By Joel Hall
The Clayton County Board of Commissioners voted Tuesday to change the way police officers give parking citations, and gave law enforcement officials more latitude to enforce fire-lane compliance. The board also signed off on grant funding which will add more Clayton County Juvenile Court staffing.
A series of code amendments adopted by commissioners Tuesday give police officers the ability to issue a parking citation without the owner of the car being present, and extend the no-parking zone in front of fire hydrants from 10 to 15 feet to match state law. Commissioners also voted to make it a violation of county code to park in a designated fire lane, and to give authorities the ability to take legal action against business owners who refuse to mark areas of their business as a fire lane, if they have been directed to do so by the fire department.
Clayton County Police Chief Jeff Turner said the changes will give officers more tools to fight illegal parking.
"It's quality-of-life issues in dealing with cars that are illegally parked," he said. "If somebody is parked in a handicapped space and that officer wants to make a case now, that officer has to wait until they come out of the store.

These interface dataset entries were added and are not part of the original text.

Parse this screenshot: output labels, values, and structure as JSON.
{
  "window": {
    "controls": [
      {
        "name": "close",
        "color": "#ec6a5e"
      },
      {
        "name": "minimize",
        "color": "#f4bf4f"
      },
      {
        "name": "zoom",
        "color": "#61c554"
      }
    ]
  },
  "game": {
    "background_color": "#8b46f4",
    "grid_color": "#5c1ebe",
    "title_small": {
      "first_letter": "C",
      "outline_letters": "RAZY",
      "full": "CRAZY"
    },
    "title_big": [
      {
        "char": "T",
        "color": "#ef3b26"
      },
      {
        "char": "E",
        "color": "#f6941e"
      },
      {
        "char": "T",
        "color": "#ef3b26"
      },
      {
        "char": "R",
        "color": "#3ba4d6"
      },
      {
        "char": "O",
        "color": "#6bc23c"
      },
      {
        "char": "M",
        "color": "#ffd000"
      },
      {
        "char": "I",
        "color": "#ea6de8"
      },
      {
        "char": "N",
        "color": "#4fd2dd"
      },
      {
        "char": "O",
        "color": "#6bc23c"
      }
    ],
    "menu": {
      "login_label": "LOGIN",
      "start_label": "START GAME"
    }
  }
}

If that takes 30 minutes, then that officer has to wait 30 minutes. It [the code changes adopted] gives us a means to expedite getting officers back into service."
While some of the changes were passed unanimously, the change to the section of code regarding the parking distance from fire hydrants passed 3-1, with Commissioner Michael Edmondson casting the lone dissenting vote. Commissioner Wole Ralph was not present. Edmondson said he feared businesses with fire hydrants on their property could be negatively impacted if made to comply with the new code.
"It seems like it could be a substantial impact if everybody had to repaint the curb," he said.
In another matter, the board voted unanimously to accept $670,806 of federal stimulus money through the Edward Byrne Memorial Justice Assistance Grant program to fund staff positions in the Clayton County Juvenile Court.
Adolphus Graves, juvenile court chief of staff, said the federal stimulus money will preserve a critical full-time volunteer supervisor position in the Clayton County Court Appointed Special Advocate (CASA) program, as well as create three additional part-time juvenile court officer positions, two part-time program assistants, and one part-time CASA volunteer supervisor position.
"This is recovery act money, so the whole purpose is to preserve jobs and create new ones," Graves said. "There will be seven total positions on both sides of the house, some on the child-delinquency side and some on the child-welfare side. I think its going to benefit the county as a whole because it will allow us to increase supervision and programing for the children. It will also allow our child welfare unit to expand."
Graves said having additional court officers will allow the court to be more visible in the community through visiting schools, attending community functions, and making house calls. He said he believes having a strong presence "increases community safety," and is better than "waiting in the courthouse for the kids to come to us."
In addition, Graves said the stimulus money will allow juvenile court to maintain a level of five full-time CASA supervisors, who manage volunteers who serve as "the eyes and ears" of the judge in child abuse and deprivation cases. He said for Clayton County CASA to receive vital state funding, having that many supervisors is necessary.
"We were going to lose that position," Graves aid. "If we lost that supervisor, it would put more stress on the other supervisors and we would fall out of compliance [with the Georgia CASA grant]. Being out of compliance would put the whole program in jeopardy. This allows us to continue our work to be the voice of children."